**What needs to be done:**
Every record must be output verbatim in the reply.

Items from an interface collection
———
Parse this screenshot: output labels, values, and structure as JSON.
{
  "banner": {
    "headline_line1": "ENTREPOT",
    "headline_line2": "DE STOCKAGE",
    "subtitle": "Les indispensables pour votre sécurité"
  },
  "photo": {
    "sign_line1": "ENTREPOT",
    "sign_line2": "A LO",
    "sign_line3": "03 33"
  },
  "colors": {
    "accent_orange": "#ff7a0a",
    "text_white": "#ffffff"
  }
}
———
**Answer below:**
Parse this screenshot: output labels, values, and structure as JSON.
{
  "banner": {
    "headline_line1": "ENTREPOT",
    "headline_line2": "DE STOCKAGE",
    "subtitle": "Les indispensables pour votre sécurité"
  },
  "photo": {
    "sign_line1": "ENTREPOT",
    "sign_line2": "A LO",
    "sign_line3": "03 33"
  },
  "colors": {
    "accent_orange": "#ff7a0a",
    "text_white": "#ffffff"
  }
}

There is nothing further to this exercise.